November 10, 2010
<b>JOINT BASE BALAD, Iraq</b> - While en route to the 13th Combat Sustainment Support Battalion, 3rd Sustainment Brigade, 103rd Sustainment Command (Expeditionary), Support Operations (SPO) center April 29, Sgt. 1st Class Tony O'Neil, SPO noncommissioned officer-in-charge of the equipment readiness division with the 13th CSSB, and a Columbus, Miss., native, heard the alarm for incoming indirect fire.
While attempting to take cover in a concrete bunker, Sgt. 1st Class O'Neil was struck against the bunker walls by the force of an impacted mortar.
Almost two months after that incident, while providing fuel and armament to incoming helicopters at the Forward Armament and Refueling Point at Forward Operating Base Cobra, July 28, Spc. Crystal Hodges, an aviation fueler with the 512th Quartermaster Company, 13th CSSB, 3rd Sust. Bde., 103rd ESC, and a Grand Rapids, Mich., native; Sgt. Willie Bell, an aviation fueler for the 512th QM Co., and a Swainsboro, Ga., native; and Spc. Bobby McKisset, refueler for the 512th Quartermaster Company, and a Washington, D.C., native, received shrapnel wounds from two explosive projectiles.
All four Soldiers were honored Oct. 28 with Purple Hearts, the military's oldest award, and three of them were awarded the Combat Action Badge, given to military members engaged by combat activity.
"I'm extremely honored by this award," said Spc. McKisset. "But I am mainly happy to just be alive."
The three other Soldiers echoed McKisset's statement by expressing their deep gratitude for the award and their second chance on life.
"I feel extremely blessed just for the fact that I am still here," said Sgt. 1st Class O'Neil. "This award could have very easily been presented to my Family at a memorial ceremony."
The Purple Heart is awarded to members of the Armed Forces of the United States who are wounded by an instrument of war at the hands of the enemy. It is also awarded posthumously to the next-of-kin in the name of those who were killed in action or have died of wounds received in action.
Although thought to be an award, Brig. Gen. Mark Corson, commander of the 103rd ESC, and a Maryville, Mo., native, reminded the ceremony attendees that one does not get awarded the Purple Heart, because it's a circumstance of combat.
"These four individuals have sacrificed more than their time, will and effort," he said. "They have, in fact, sacrificed their blood and their health for one of the two awards that no one wants to get- those two awards being the Purple Heart and the Combat Action Badge."

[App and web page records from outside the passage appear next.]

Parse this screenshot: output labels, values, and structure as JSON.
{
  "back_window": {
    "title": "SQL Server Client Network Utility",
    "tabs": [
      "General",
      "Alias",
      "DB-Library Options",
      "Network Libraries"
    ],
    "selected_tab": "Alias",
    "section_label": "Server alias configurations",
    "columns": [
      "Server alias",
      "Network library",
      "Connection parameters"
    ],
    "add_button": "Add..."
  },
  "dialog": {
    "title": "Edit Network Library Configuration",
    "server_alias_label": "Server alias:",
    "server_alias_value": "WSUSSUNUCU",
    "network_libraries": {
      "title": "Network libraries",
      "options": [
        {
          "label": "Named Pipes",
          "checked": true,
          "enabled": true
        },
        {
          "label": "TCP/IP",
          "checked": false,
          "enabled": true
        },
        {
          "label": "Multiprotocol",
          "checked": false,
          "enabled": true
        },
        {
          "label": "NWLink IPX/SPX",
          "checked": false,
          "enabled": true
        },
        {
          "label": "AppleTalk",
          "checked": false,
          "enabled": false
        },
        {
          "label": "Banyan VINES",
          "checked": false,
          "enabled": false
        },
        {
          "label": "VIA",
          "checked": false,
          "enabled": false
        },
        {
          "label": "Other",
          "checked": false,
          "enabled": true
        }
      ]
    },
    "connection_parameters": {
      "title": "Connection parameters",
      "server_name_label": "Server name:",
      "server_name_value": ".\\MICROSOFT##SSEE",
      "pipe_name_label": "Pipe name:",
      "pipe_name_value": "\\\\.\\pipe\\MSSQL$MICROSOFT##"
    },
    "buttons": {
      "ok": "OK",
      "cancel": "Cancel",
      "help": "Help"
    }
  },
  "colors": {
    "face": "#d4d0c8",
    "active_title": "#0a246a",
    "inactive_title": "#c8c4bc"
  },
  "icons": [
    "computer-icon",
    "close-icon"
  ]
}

Brigadier General Corson went on to say that although it was a day of celebration, the attendees could not forget that those four Soldiers are lucky to be alive.
"These Soldiers are fortunate," he said. "The bad news is that you are getting a Purple Heart; the good news is that your Families are not the ones getting the Purple Heart on your behalf. We are very thankful that these four Soldiers were wounded only moderately and that they are here with us today."